“Our economy is based on agriculture and innovative farmers are very much essential for food sustenance, but unfortunately they do not get enough respect and recognition,” says Mr. Joy Peter a progressive cardamom farmer from Idukki district in Kerala.
Possessing a scientific bent of mind and curious nature, Mr. Joy spent most of his time experimenting in the field so as to substantially increase the production and income from his farm.
He used to grow and experiment with arecanut and coconut crops. “But since cardamom was more profitable, I decided to concentrate on it,” he says.
The new cardamom variety developed by him named Panikulangara Green Bold No.1 (PGB-1) retains its green colour and size even after drying and yields 6-8 kg of capsules per plant.
In his 50 acres Mr. Joy grows pepper, coffee, vanilla, clove, nutmeg and arecanut in 30 acres and cardamom in 20 acres.
Earlier, the farmer cultivated traditional Mysore, Malabar, and Vazukka varieties of cardamom.
“I noted two plants from Vazukka variety bearing thick long leaves, and vigorous growth. I separated two clones each from two plants and planted them in my kitchen for further observation.
“I separated about 12 clones and obtained 70 plants by clonal propagation. From these I developed another 1,000 plants. I noticed an increased and uniform production of tillers in them,” he says. The variety can be cultivated under drought conditions and is less prone to pest attack, according to the farmer.
Productive tillers in (PGB-1) are comparatively higher than Mysore and Malabar varieties.
As the capsules of innovator's variety are bolder (80 per cent of the capsules are of more than 8mm size) than Mysore and Malabar varieties, farmers growing this variety (Panikulangara Green Bold No.1) have the advantage to generate more profit.
Mr. Joy started commercializing the variety from the year 2000 and so far has sold more than a lakh of seedlings to farmers in Kerala, Karnataka, and Tamil Nadu.
The Indian Cardamom Research Institute, Spice Board, in its report mentions that the tillers (in PGB-1) are comparatively higher than traditional varieties.
It is less prone to thrips, borers, and azukal disease and can be grown without much care.
The report further adds that being a short duration variety, 75 days after flowering, it is tolerant to drought and resistant to stem borer also. The crop requires less shade and bears 110-120 number of tillers. The yield per plant is 6-8 kg of capsules that retain an attractive green colour even after drying.
Lack of adequate irrigation facilities poses a major constraint for cardamom cultivation in Idukki district.
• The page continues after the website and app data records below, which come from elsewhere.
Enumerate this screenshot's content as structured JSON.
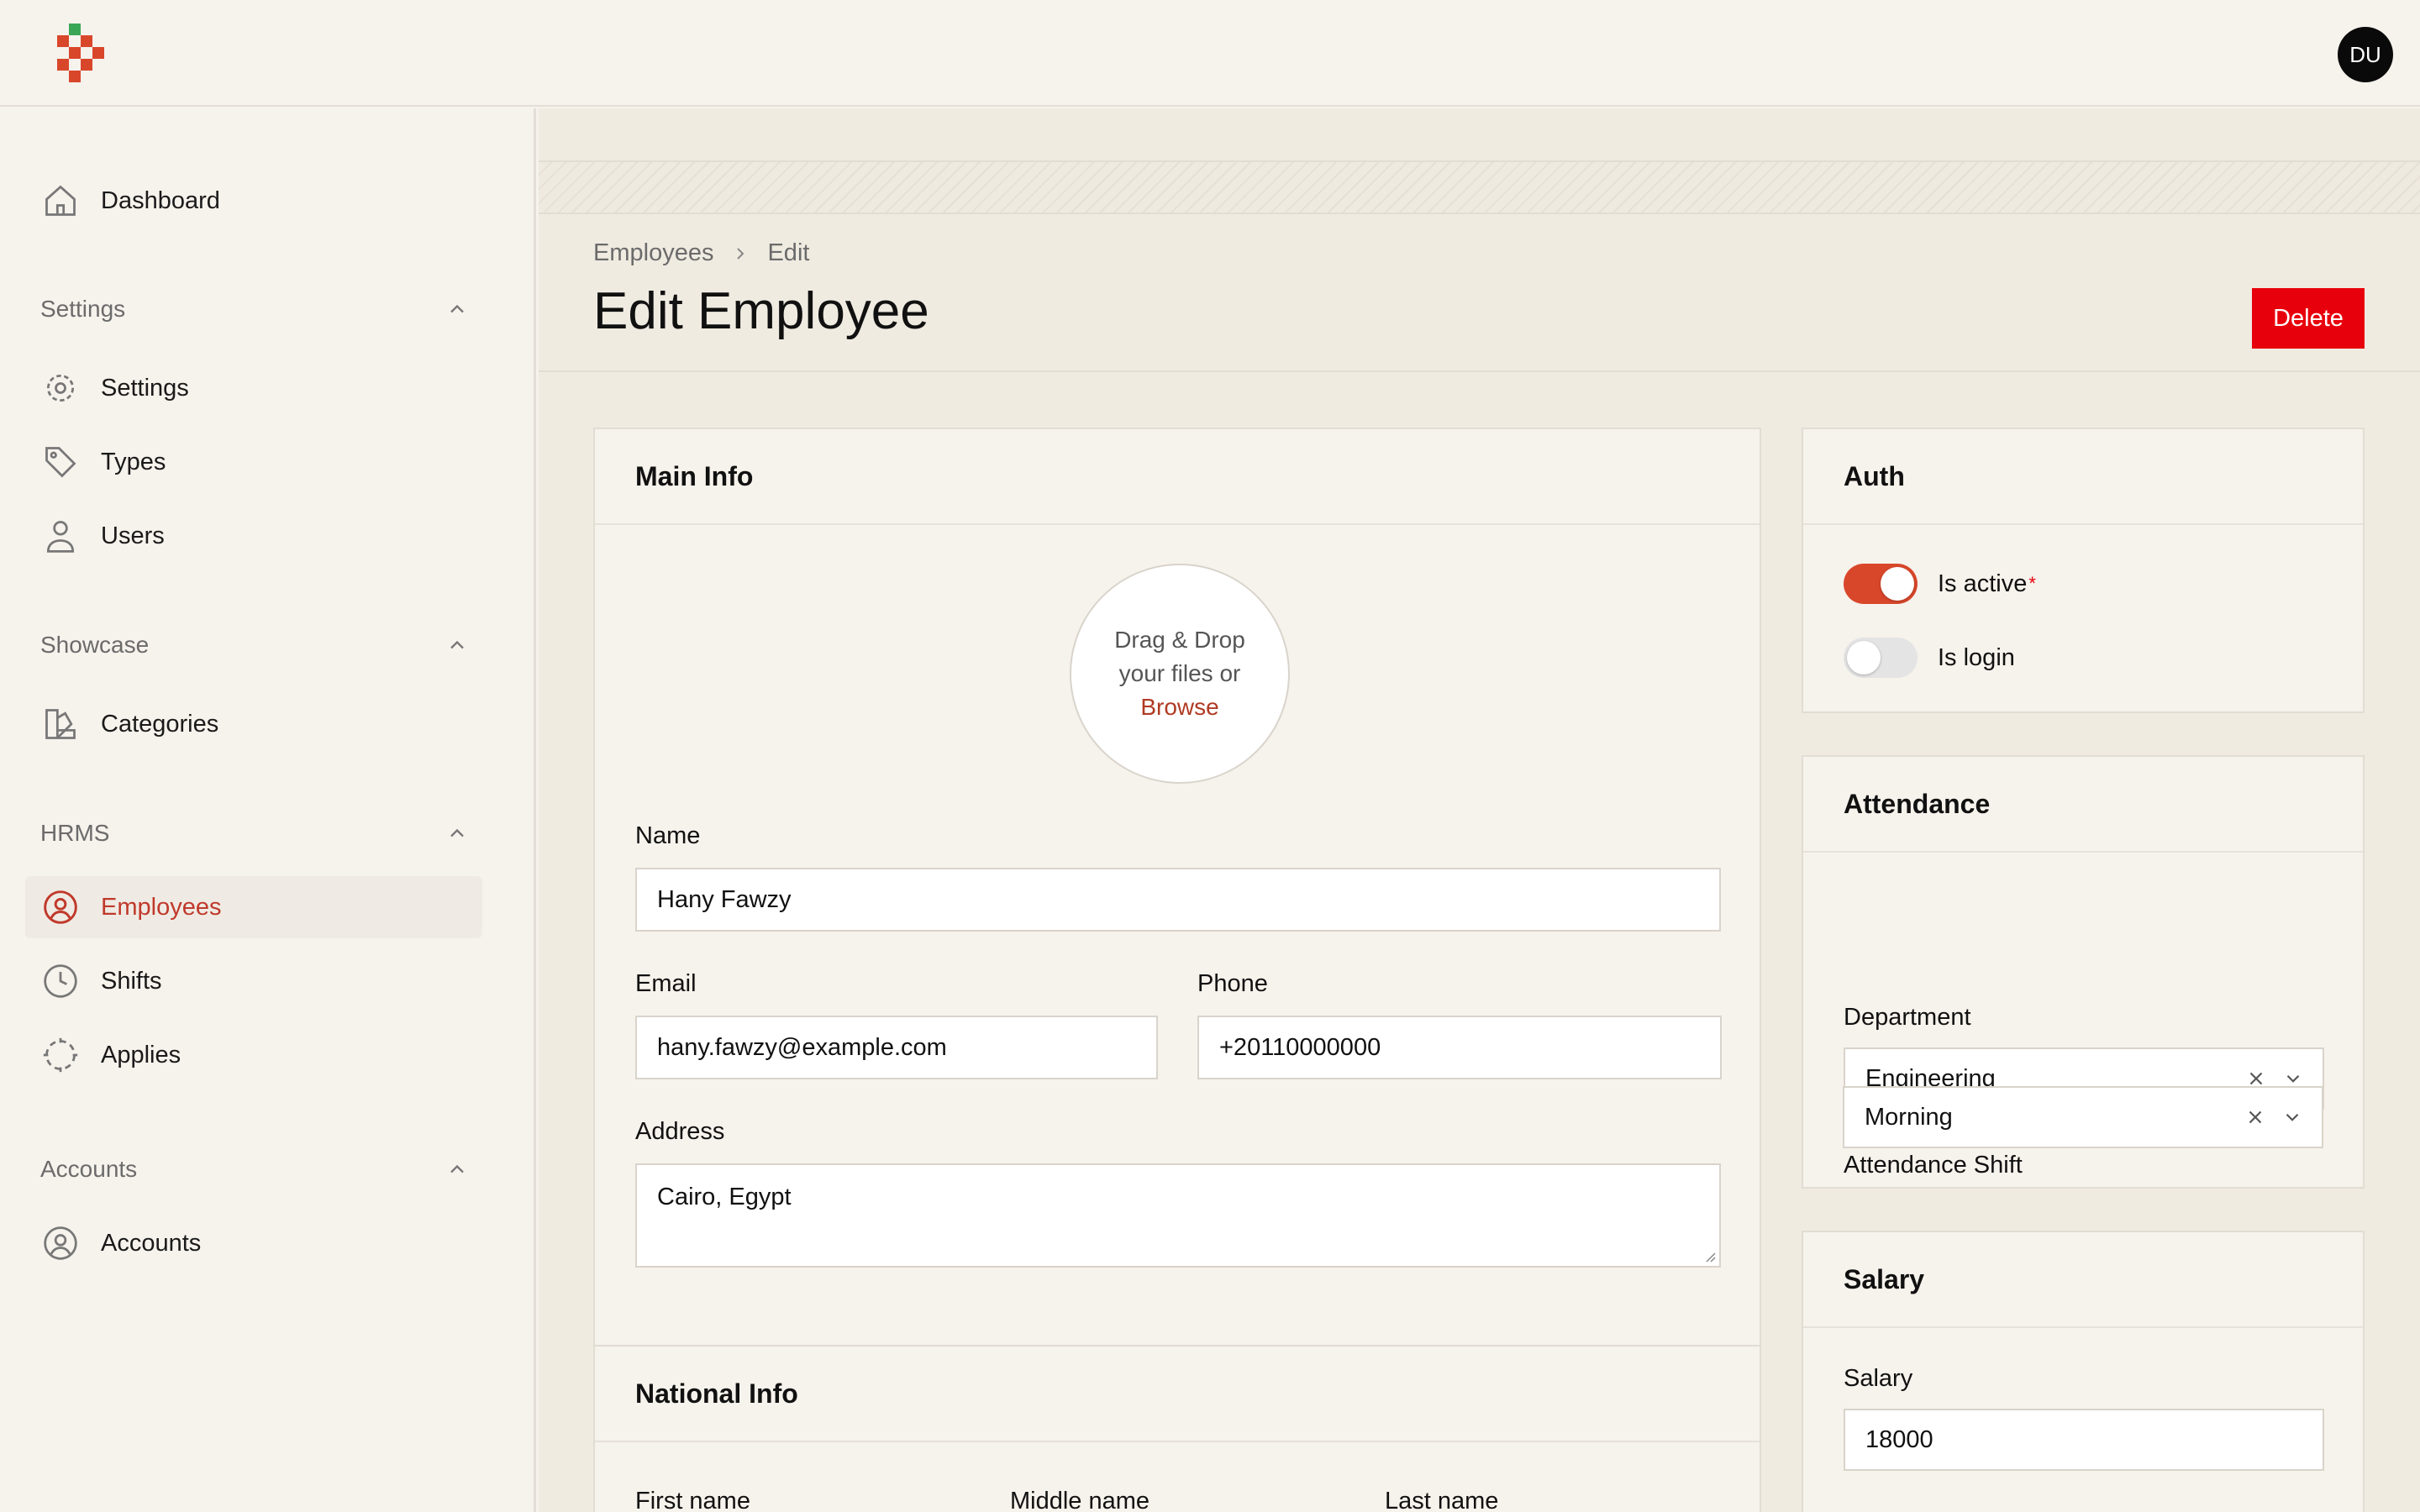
{
  "header": {
    "avatar_initials": "DU"
  },
  "sidebar": {
    "dashboard": "Dashboard",
    "sections": {
      "settings": "Settings",
      "showcase": "Showcase",
      "hrms": "HRMS",
      "accounts": "Accounts"
    },
    "items": {
      "settings": "Settings",
      "types": "Types",
      "users": "Users",
      "categories": "Categories",
      "employees": "Employees",
      "shifts": "Shifts",
      "applies": "Applies",
      "accounts": "Accounts"
    },
    "active_item": "Employees"
  },
  "page": {
    "breadcrumb": [
      "Employees",
      "Edit"
    ],
    "title": "Edit Employee",
    "delete_label": "Delete"
  },
  "main_info": {
    "title": "Main Info",
    "dropzone_line1": "Drag & Drop",
    "dropzone_line2": "your files or",
    "dropzone_browse": "Browse",
    "name_label": "Name",
    "name_value": "Hany Fawzy",
    "email_label": "Email",
    "email_value": "hany.fawzy@example.com",
    "phone_label": "Phone",
    "phone_value": "+20110000000",
    "address_label": "Address",
    "address_value": "Cairo, Egypt"
  },
  "national_info": {
    "title": "National Info",
    "first_name_label": "First name",
    "middle_name_label": "Middle name",
    "last_name_label": "Last name"
  },
  "auth": {
    "title": "Auth",
    "is_active_label": "Is active",
    "is_active": true,
    "is_active_required": "*",
    "is_login_label": "Is login",
    "is_login": false
  },
  "attendance": {
    "title": "Attendance",
    "department_label": "Department",
    "department_value": "Engineering",
    "shift_label": "Attendance Shift",
    "shift_value": "Morning"
  },
  "salary": {
    "title": "Salary",
    "salary_label": "Salary",
    "salary_value": "18000"
  },
  "colors": {
    "accent": "#d9472b",
    "danger": "#e7000b",
    "active_nav": "#c0392b"
  }
}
But the (PGB-1) grows well under rainfed condition and hence is suitable to be grown in the areas where there is a lack of irrigation facilities.
Better than others
Cardamom Research Station, Kerala Agriculture University mentions that the (PGB-1) variety is blight disease resistant and moderately tolerant to thrips, stem borer, and other leaf diseases. The number of tillers is more and capsules less compared to the traditional Njallani variety.
The success of (PGB-1) spurred Mr. Joy to continue research and the farmer developed a cross between (PGB-1) and a wild ginger variety and named it Panikulangara No 2.
The cross exhibited good growth and a common disease afflicting cardamom called azhkal (shoot rot) did not occur in this variety.
"Till date I have marketed about 23,000 seedlings of Panikulangara No 2," says the farmer.
The Krishi Vigyan Kendra, Santhapara, Idduki and Prasar Bharti, All India Radio felicitated the farmer for adopting modern agriculture techniques.
For more details contact Mr. Joy Peter, Panikulangara, PO Vattiar, Kallar, Idukki Kerala, phone: 04864278202, mobile: 9961812833.